Chicagoland stock car driver Sal Tovella, who made a name for himself on both the local and national racing scenes, passed away on Sunday , March 10 at the age of 90.

A product of Chicago’s north side, Tovella began racing stock cars at Soldier Field around 1950 with Andy Granatelli’s Hurricane Hot Rod Racing Ass’n supervising the racing action which was sometimes staged to provide more thrills. A deliberate crash or, better yet, a rollover provided fans their monies worth.

Tovella scored his first feature race victory at mammoth Chicago arena on June 21, 1952.  Tovella and his battered ’49 Ford won the 25 lapper before a reported crowd of 18,846. 

A regular at Soldier Field for many years, Tovella, who even drove an Edsel for a time, captured the track’s late model stock car championship in 1963 after a season-long battle with rival Bob Chapman.  A double-points 100-lap victory on June 29, 1963 helped push Tovella and his ’63 Chevy II to the championship.  Tovella had the distinction of winning the last stock car feature race ever held at Soldier Field, scoring the win on June 9, 1968.
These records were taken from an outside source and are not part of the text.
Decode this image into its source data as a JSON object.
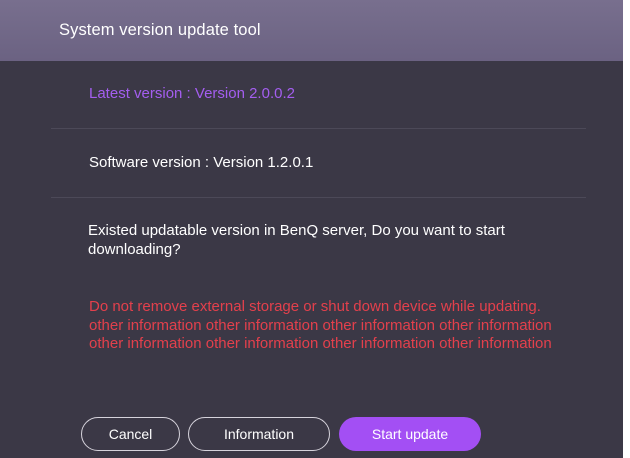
{
  "dialog": {
    "title": "System version update tool",
    "latest_version": "Latest version : Version  2.0.0.2",
    "software_version": "Software version : Version 1.2.0.1",
    "question": "Existed updatable version in BenQ server, Do you want to start downloading?",
    "warning": "Do not remove external storage or shut down device while updating. other information other information other information other information other information other information other information other information"
  },
  "buttons": {
    "cancel": "Cancel",
    "information": "Information",
    "start_update": "Start update"
  },
  "colors": {
    "background": "#3b3846",
    "titlebar": "#736a89",
    "accent": "#a34ff4",
    "warning": "#e3404c"
  }
}
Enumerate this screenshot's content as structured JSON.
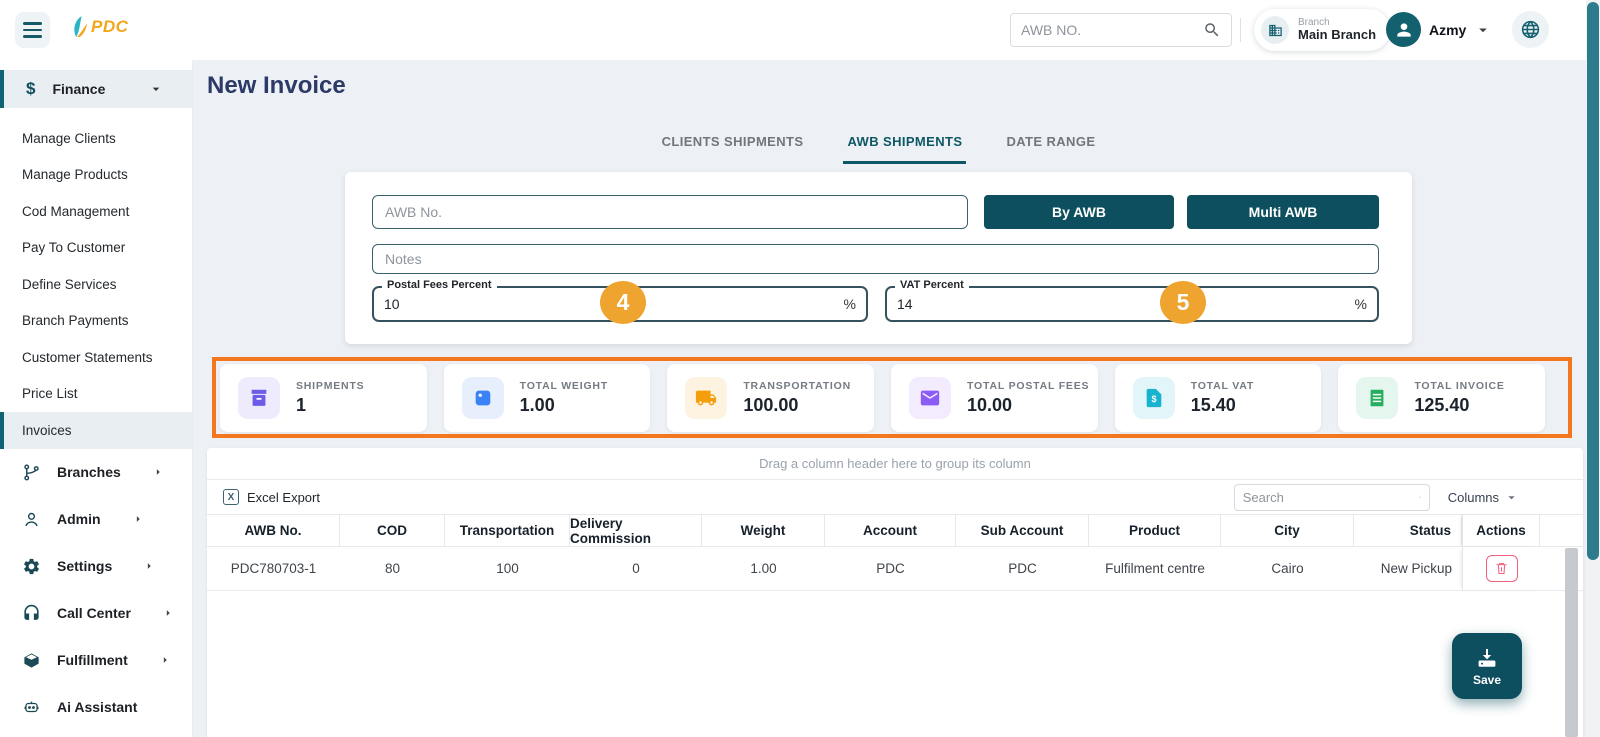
{
  "header": {
    "logo_text": "PDC",
    "search_placeholder": "AWB NO.",
    "branch_label": "Branch",
    "branch_name": "Main Branch",
    "user_name": "Azmy"
  },
  "sidebar": {
    "finance_label": "Finance",
    "finance_items": [
      "Manage Clients",
      "Manage Products",
      "Cod Management",
      "Pay To Customer",
      "Define Services",
      "Branch Payments",
      "Customer Statements",
      "Price List",
      "Invoices"
    ],
    "active_item": "Invoices",
    "groups": [
      {
        "label": "Branches"
      },
      {
        "label": "Admin"
      },
      {
        "label": "Settings"
      },
      {
        "label": "Call Center"
      },
      {
        "label": "Fulfillment"
      },
      {
        "label": "Ai Assistant"
      }
    ]
  },
  "page": {
    "title": "New Invoice"
  },
  "tabs": [
    {
      "label": "CLIENTS SHIPMENTS",
      "active": false
    },
    {
      "label": "AWB SHIPMENTS",
      "active": true
    },
    {
      "label": "DATE RANGE",
      "active": false
    }
  ],
  "form": {
    "awb_placeholder": "AWB No.",
    "by_awb_button": "By AWB",
    "multi_awb_button": "Multi AWB",
    "notes_placeholder": "Notes",
    "postal_fees": {
      "label": "Postal Fees Percent",
      "value": "10",
      "suffix": "%",
      "step_badge": "4"
    },
    "vat": {
      "label": "VAT Percent",
      "value": "14",
      "suffix": "%",
      "step_badge": "5"
    }
  },
  "summary_cards": [
    {
      "label": "SHIPMENTS",
      "value": "1",
      "icon": "archive-box-icon",
      "icon_color": "#6c5ce7",
      "icon_bg": "#eeecfc"
    },
    {
      "label": "TOTAL WEIGHT",
      "value": "1.00",
      "icon": "package-icon",
      "icon_color": "#3b82f6",
      "icon_bg": "#e7effd"
    },
    {
      "label": "TRANSPORTATION",
      "value": "100.00",
      "icon": "truck-icon",
      "icon_color": "#f59e0b",
      "icon_bg": "#fdf3e0"
    },
    {
      "label": "TOTAL POSTAL FEES",
      "value": "10.00",
      "icon": "envelope-icon",
      "icon_color": "#8b5cf6",
      "icon_bg": "#f2ecfe"
    },
    {
      "label": "TOTAL VAT",
      "value": "15.40",
      "icon": "vat-document-icon",
      "icon_color": "#18b3ce",
      "icon_bg": "#e2f6fa"
    },
    {
      "label": "TOTAL INVOICE",
      "value": "125.40",
      "icon": "receipt-icon",
      "icon_color": "#27ae60",
      "icon_bg": "#e4f6ed"
    }
  ],
  "table": {
    "group_hint": "Drag a column header here to group its column",
    "excel_export_label": "Excel Export",
    "search_placeholder": "Search",
    "columns_label": "Columns",
    "headers": [
      "AWB No.",
      "COD",
      "Transportation",
      "Delivery Commission",
      "Weight",
      "Account",
      "Sub Account",
      "Product",
      "City",
      "Status",
      "Actions"
    ],
    "rows": [
      [
        "PDC780703-1",
        "80",
        "100",
        "0",
        "1.00",
        "PDC",
        "PDC",
        "Fulfilment centre",
        "Cairo",
        "New Pickup"
      ]
    ]
  },
  "save_label": "Save",
  "colors": {
    "accent_teal": "#0d4f5e",
    "annotation_orange": "#f4771f",
    "badge_orange": "#efa430",
    "delete_pink": "#f1607c",
    "active_tab_teal": "#0d5864",
    "scrollbar_teal": "#2d7b8c"
  }
}
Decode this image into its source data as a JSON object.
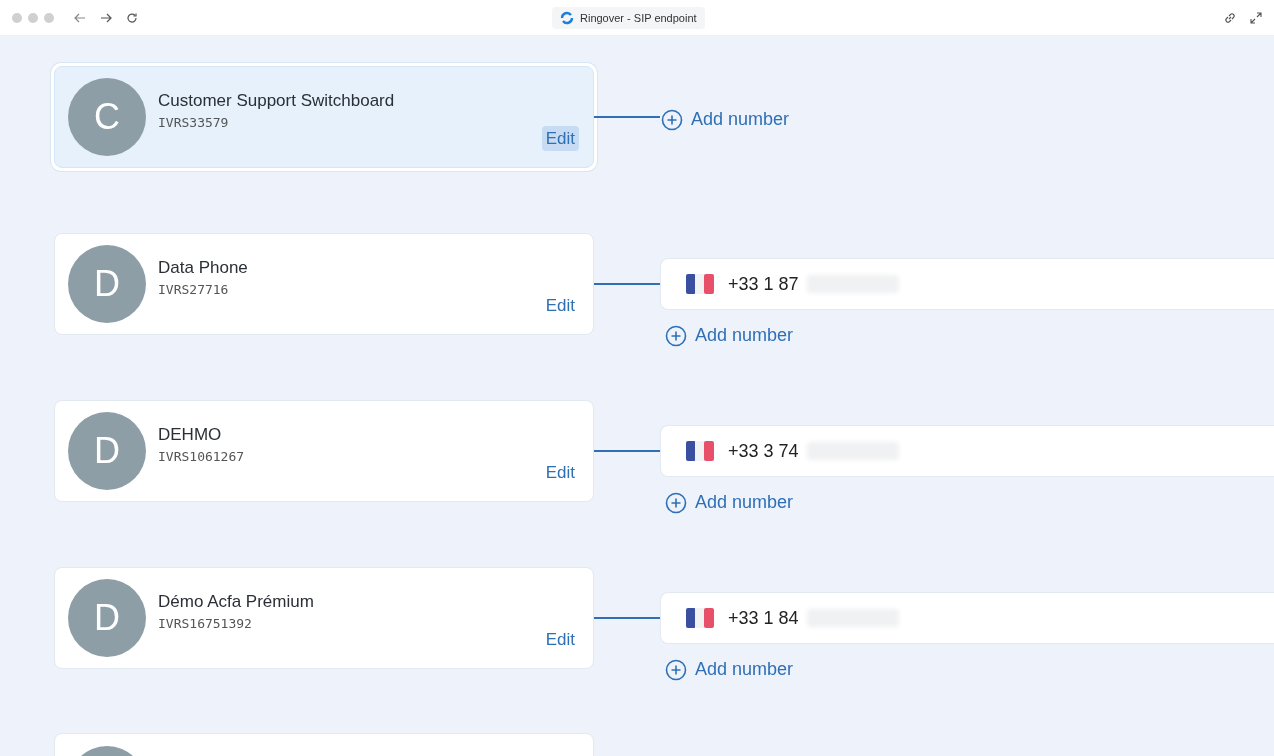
{
  "window": {
    "title": "Ringover - SIP endpoint"
  },
  "endpoints": [
    {
      "initial": "C",
      "name": "Customer Support Switchboard",
      "code": "IVRS33579",
      "edit": "Edit",
      "selected": true,
      "add": "Add number"
    },
    {
      "initial": "D",
      "name": "Data Phone",
      "code": "IVRS27716",
      "edit": "Edit",
      "selected": false,
      "numbers": [
        {
          "number": "+33 1 87"
        }
      ],
      "add": "Add number"
    },
    {
      "initial": "D",
      "name": "DEHMO",
      "code": "IVRS1061267",
      "edit": "Edit",
      "selected": false,
      "numbers": [
        {
          "number": "+33 3 74"
        }
      ],
      "add": "Add number"
    },
    {
      "initial": "D",
      "name": "Démo Acfa Prémium",
      "code": "IVRS16751392",
      "edit": "Edit",
      "selected": false,
      "numbers": [
        {
          "number": "+33 1 84"
        }
      ],
      "add": "Add number"
    }
  ],
  "more_below": true
}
Tovella was a long time competitor on the old United States Auto Club (USAC) stock car circuit.  Tovella was USAC’s rookie-of-the-year in 1963, although he made his first USAC start in 1957.  Tovella garnered his first USAC stock car victory on July 30, 1966 at the Mosport International Raceway in Bowmanville, Ontario.  Tovella piloted his ’65 Plymouth to the win in the second 50-lap heat on the 2.5 mile road course, defeating Billy Foster and Roger Regeth.
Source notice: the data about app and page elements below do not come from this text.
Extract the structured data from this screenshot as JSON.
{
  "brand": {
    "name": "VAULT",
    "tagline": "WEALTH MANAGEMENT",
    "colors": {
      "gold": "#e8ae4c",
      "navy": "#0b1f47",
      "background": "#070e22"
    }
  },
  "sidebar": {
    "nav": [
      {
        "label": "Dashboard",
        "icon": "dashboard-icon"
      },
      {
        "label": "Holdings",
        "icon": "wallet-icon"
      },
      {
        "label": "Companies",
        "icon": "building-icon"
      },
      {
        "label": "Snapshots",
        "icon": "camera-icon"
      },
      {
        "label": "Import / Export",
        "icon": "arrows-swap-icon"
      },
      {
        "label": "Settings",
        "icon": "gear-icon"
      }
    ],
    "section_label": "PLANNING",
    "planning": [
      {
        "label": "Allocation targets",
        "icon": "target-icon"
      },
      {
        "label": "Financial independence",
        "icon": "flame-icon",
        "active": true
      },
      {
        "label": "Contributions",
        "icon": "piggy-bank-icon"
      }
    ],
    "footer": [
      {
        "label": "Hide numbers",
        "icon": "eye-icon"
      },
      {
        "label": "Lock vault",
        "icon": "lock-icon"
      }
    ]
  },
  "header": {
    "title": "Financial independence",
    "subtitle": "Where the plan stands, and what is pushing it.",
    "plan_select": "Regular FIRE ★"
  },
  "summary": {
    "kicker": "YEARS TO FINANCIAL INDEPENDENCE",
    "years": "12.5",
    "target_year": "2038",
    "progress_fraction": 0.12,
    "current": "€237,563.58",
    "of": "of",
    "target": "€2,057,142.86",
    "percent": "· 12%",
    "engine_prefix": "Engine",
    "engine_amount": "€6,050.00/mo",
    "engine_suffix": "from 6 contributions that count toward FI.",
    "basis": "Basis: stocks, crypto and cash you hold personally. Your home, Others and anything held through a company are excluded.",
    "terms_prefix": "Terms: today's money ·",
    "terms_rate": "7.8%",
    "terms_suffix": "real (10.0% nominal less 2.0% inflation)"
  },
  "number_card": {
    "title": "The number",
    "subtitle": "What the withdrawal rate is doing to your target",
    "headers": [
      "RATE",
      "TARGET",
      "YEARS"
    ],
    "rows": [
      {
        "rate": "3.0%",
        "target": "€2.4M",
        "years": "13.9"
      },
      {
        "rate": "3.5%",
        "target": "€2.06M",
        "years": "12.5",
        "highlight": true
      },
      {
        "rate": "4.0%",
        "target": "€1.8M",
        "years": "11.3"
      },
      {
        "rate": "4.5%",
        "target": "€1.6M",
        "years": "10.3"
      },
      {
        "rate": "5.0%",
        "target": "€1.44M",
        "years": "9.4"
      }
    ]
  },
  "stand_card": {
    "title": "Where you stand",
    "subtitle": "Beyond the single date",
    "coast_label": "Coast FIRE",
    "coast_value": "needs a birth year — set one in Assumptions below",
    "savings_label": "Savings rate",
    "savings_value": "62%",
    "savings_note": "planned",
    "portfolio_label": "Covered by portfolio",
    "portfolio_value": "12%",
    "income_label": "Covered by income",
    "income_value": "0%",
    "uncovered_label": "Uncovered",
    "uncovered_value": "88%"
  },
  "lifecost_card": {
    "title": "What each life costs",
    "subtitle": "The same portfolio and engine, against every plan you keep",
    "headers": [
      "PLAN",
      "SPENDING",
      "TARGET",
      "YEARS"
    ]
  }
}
One of his most memorable victories was his first USAC win at the famed Milwaukee Mile on Aug. 10, 1975.  Behind the wheel of his ’72 Plymouth, prepared by his brother Fred, Tovella took the checkered flag in the 200-miler ahead of Ramo Stott, Roger McCluskey, Butch Hartman and Larry Moore. During his career, Tovella posted a total of six USAC stock car victories, his last coming in 1980 on the one-mile dirt track at DuQuoin, Ill.
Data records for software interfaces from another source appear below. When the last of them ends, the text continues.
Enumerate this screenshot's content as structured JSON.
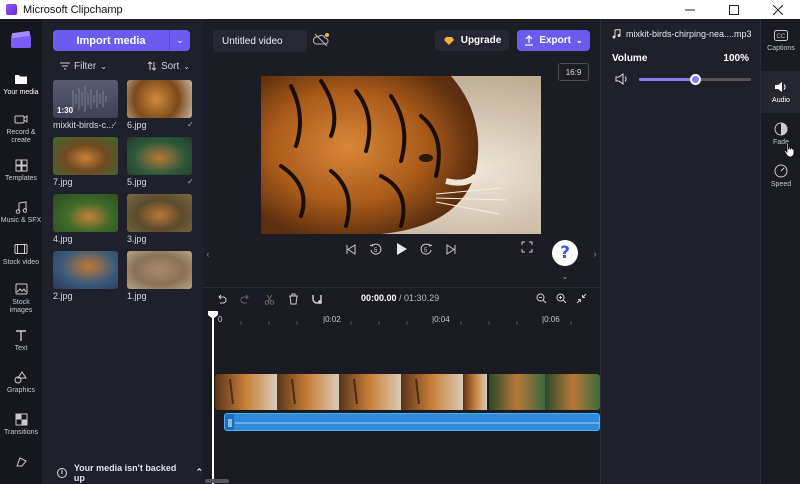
{
  "window": {
    "title": "Microsoft Clipchamp",
    "controls": [
      "minimize",
      "maximize",
      "close"
    ]
  },
  "leftnav": {
    "items": [
      {
        "label": "Your media",
        "icon": "folder-icon",
        "active": true
      },
      {
        "label": "Record & create",
        "icon": "camera-icon"
      },
      {
        "label": "Templates",
        "icon": "templates-icon"
      },
      {
        "label": "Music & SFX",
        "icon": "music-icon"
      },
      {
        "label": "Stock video",
        "icon": "film-icon"
      },
      {
        "label": "Stock images",
        "icon": "image-icon"
      },
      {
        "label": "Text",
        "icon": "text-icon"
      },
      {
        "label": "Graphics",
        "icon": "shapes-icon"
      },
      {
        "label": "Transitions",
        "icon": "transitions-icon"
      },
      {
        "label": "",
        "icon": "brand-kit-icon"
      }
    ]
  },
  "media": {
    "import_label": "Import media",
    "filter_label": "Filter",
    "sort_label": "Sort",
    "items": [
      {
        "label": "mixkit-birds-c...",
        "type": "audio",
        "duration": "1:30",
        "checked": true
      },
      {
        "label": "6.jpg",
        "checked": true
      },
      {
        "label": "7.jpg"
      },
      {
        "label": "5.jpg",
        "checked": true
      },
      {
        "label": "4.jpg"
      },
      {
        "label": "3.jpg"
      },
      {
        "label": "2.jpg"
      },
      {
        "label": "1.jpg"
      }
    ],
    "backup_text": "Your media isn't backed up"
  },
  "editor": {
    "project_title": "Untitled video",
    "upgrade_label": "Upgrade",
    "export_label": "Export",
    "aspect_ratio": "16:9",
    "help_label": "?"
  },
  "timeline": {
    "current_time": "00:00.00",
    "separator": " / ",
    "total_time": "01:30.29",
    "ticks": [
      "0",
      "|0:02",
      "|0:04",
      "|0:06"
    ]
  },
  "properties": {
    "file_name": "mixkit-birds-chirping-nea....mp3",
    "volume_label": "Volume",
    "volume_value": "100%",
    "volume_level": 0.5
  },
  "righttabs": {
    "items": [
      {
        "label": "Captions",
        "icon": "captions-icon"
      },
      {
        "label": "Audio",
        "icon": "audio-icon",
        "active": true
      },
      {
        "label": "Fade",
        "icon": "fade-icon"
      },
      {
        "label": "Speed",
        "icon": "speed-icon"
      }
    ]
  },
  "colors": {
    "accent": "#6b5bf0",
    "audio_track": "#2e8bdc",
    "background": "#1c1c24"
  }
}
From time to time, Tovella would also try his luck in NASCAR Grand National (today’s Monster Energy NASCAR Cup Series) competition.  Tovella would compete in 14 NASCAR events during his career, dating back to 1956.  Tovella finished 16th in the NASCAR Grand National event held at Soldier Field on July 21, 1956, Fireball Roberts was the winner with Tovella and his ’56 Ford dropping out with brake problems.   Tovella would race in the Daytona 500 five straight years from 1960 through 1964 with a 14th place finish in 1961 in a ’61 Ford being his best Daytona effort.
Tovella had been in the used car business for most of his life operating his car lot – Sal’s Auto Sales for years on Chicago’s Milwaukee Avenue and later in Elmhurst, Ill.

Race fan, writer and historian, John Carollo once wrote, “Sal’s race shop was not at his infamous used car lot on Milwaukee Avenue. It was a few blocks away and in one of the more, shall we say, ‘active’ neighborhoods in the city. I knew the area. My cousin Mike lived nearby and I all but lived there. The neighborhood around Sal’s shop was one where you could fire up a 750 horse Hemi with no mufflers at any hour of the day or night and not bother anyone. It’s not that the shop was out in the sticks; quite the opposite. It was deep in the city, about a block or two from Western Avenue.”
After his driving career was over, Tovella founded the International Racing Association, a sanctioning body for USAC/ARCA-style cars that ran a full schedule of races from 1982 through 1985.

A resident of Addison, Ill., Tovella was inducted into the Illinois Stock Car Hall of Fame in 2012.